    Rutherford B. Hayes became the 19th President of the United States (following Grant) after one of the most contentious elections in American history.  During the election, Hayes and his opponent, New York Governor Samuel Tilden, a democrat, found themselves nearly splitting the country’s electoral votes in half.  To win the election a candidate needed 185 electoral votes and after three days of counting Hayes found himself with 166 and Tilden, who had already won the popular vote, with 184.  One of Hayes’s electors from Oregon was then disqualified, knocking his total down to 165, and the remaining 20 votes from Florida, South Carolina and Louisiana were up in the air due to election fraud from both parties.  An Electoral Commission was formed to sort out the manner and it consisted of five representatives, five senators and five Supreme Court Justices who also divided up as seven Democrats, seven Republicans and one Independent, Supreme Court Justice David Davis.  As quickly as the names were chosen, Democrats elected Davis to the Illinois legislature in an attempt to sway his vote but he instead withdrew himself from the committee.  As all the other remaining Supreme Court Justices were Republicans the most independent-minded member, Justice Joseph Bradley, was chosen to fill Davis’ spot.  The Republicans then outvoted the Democrats eight to seven, giving Hayes all 20 electoral votes and the 185 he needed to win the presidency.  As part of an agreement with some very unhappy Democrats, Hayes agreed to only serve one term.
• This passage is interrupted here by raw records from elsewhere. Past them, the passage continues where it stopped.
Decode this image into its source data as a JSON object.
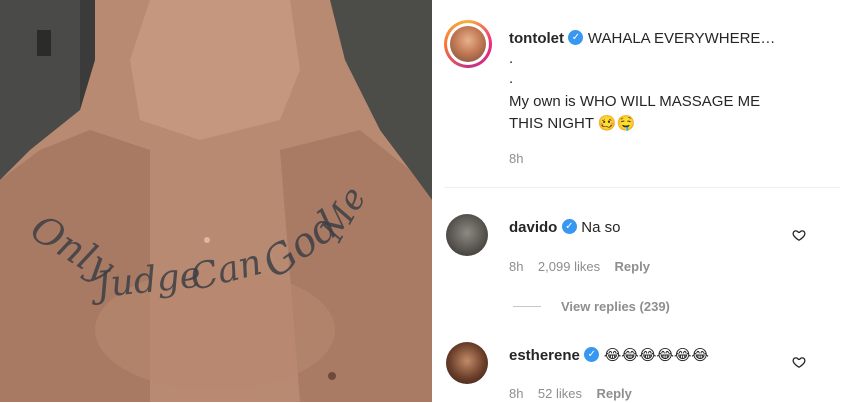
{
  "photo": {
    "tattoo_words": [
      "Only",
      "Judge",
      "Can",
      "God",
      "Me"
    ]
  },
  "post": {
    "username": "tontolet",
    "verified_icon": "verified-badge-icon",
    "caption_line1": "WAHALA EVERYWHERE…",
    "dot1": ".",
    "dot2": ".",
    "caption_line2": "My own is WHO WILL MASSAGE ME",
    "caption_line3": "THIS NIGHT",
    "caption_emojis": "🥴🤤",
    "time": "8h"
  },
  "comments": [
    {
      "username": "davido",
      "text": "Na so",
      "time": "8h",
      "likes": "2,099 likes",
      "reply_label": "Reply",
      "view_replies": "View replies (239)"
    },
    {
      "username": "estherene",
      "text": "😂😂😂😂😂😂",
      "time": "8h",
      "likes": "52 likes",
      "reply_label": "Reply"
    }
  ],
  "colors": {
    "verified": "#3897f0",
    "muted": "#8e8e8e",
    "text": "#262626"
  }
}
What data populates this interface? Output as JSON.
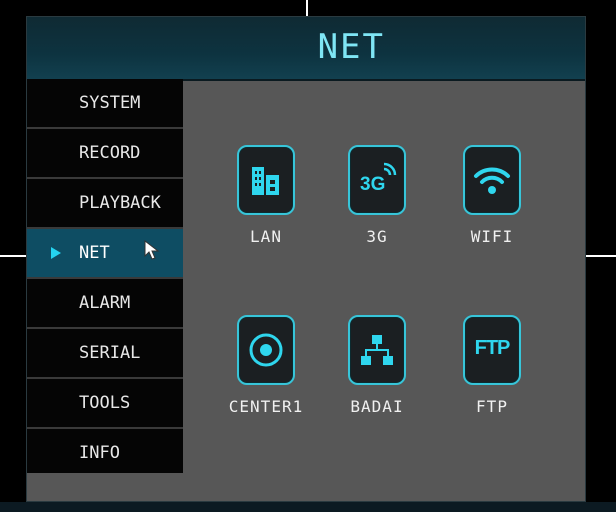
{
  "window": {
    "title": "NET"
  },
  "sidebar": {
    "items": [
      {
        "label": "SYSTEM",
        "active": false
      },
      {
        "label": "RECORD",
        "active": false
      },
      {
        "label": "PLAYBACK",
        "active": false
      },
      {
        "label": "NET",
        "active": true
      },
      {
        "label": "ALARM",
        "active": false
      },
      {
        "label": "SERIAL",
        "active": false
      },
      {
        "label": "TOOLS",
        "active": false
      },
      {
        "label": "INFO",
        "active": false
      }
    ]
  },
  "net_options": [
    {
      "label": "LAN",
      "icon": "lan-icon"
    },
    {
      "label": "3G",
      "icon": "3g-icon"
    },
    {
      "label": "WIFI",
      "icon": "wifi-icon"
    },
    {
      "label": "CENTER1",
      "icon": "center-icon"
    },
    {
      "label": "BADAI",
      "icon": "network-tree-icon"
    },
    {
      "label": "FTP",
      "icon": "ftp-icon"
    }
  ],
  "icons": {
    "3g_text": "3G",
    "ftp_text": "FTP"
  },
  "colors": {
    "accent": "#37c5d9",
    "active_bg": "#0e4d63",
    "title_text": "#7fe6f5",
    "panel_bg": "#575757"
  }
}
    Hayes took office soon after the Panic of 1873, one of America’s worst financial crises, and money, labor and Reconstruction were on the public’s minds.  During his time as President, he reformed the government to end crooked political appointments, successfully managed the Great Railroad Strike of 1877 (the biggest labor strike in American history), nullified the use of silver in modern currency, expanded foreign policies and, perhaps most important of all, helped the still divided nation heal from the Civil War and the assassination of President Abraham Lincoln.
    Hayes kept his promise not to run for a second term and retired from politics in 1880.  He spent his remaining years as a staunch supporter of educational institutions and eventually joined the Board of Trustees for a school he helped found: The Ohio State University.  He also created scholarships for blacks (one of which went to W. E. B. Du Bois), fought for the working poor and even improved Ohio’s prison conditions.  Rutherford B. Hayes passed away from a heart attack in 1893 and was buried at Oakwood Cemetery in Fremont, OH.
    During his time in the White House, Hayes and his wife “Lemonade” Lucy kept the White House notoriously dry.  Wine was served at the very first reception but for the following four years not a drop of alcohol entered the doors of the White House.


From the Brewer:  New England Style IPA - attenuated in your favor to be a juicy/citrusy/fruity bomb.  Made with Azacca, Mandarina, Sorachi Ace, Mosaic, and Cascade Lupulin Powder.  Dry hopped with way too much Cryo Cascade, Azacca, Mandarina, Mosaic, and Sorachi Ace.  Brewed in honor of President Rutherford B. Hayes from Delaware, Ohio.  ABV 7.9%, IBU 50
Frank Barickman - Partner & Head Brewer, Roma Barickman - Partner & Chief of Getting Stuff Done



President Rutherford B. Hayes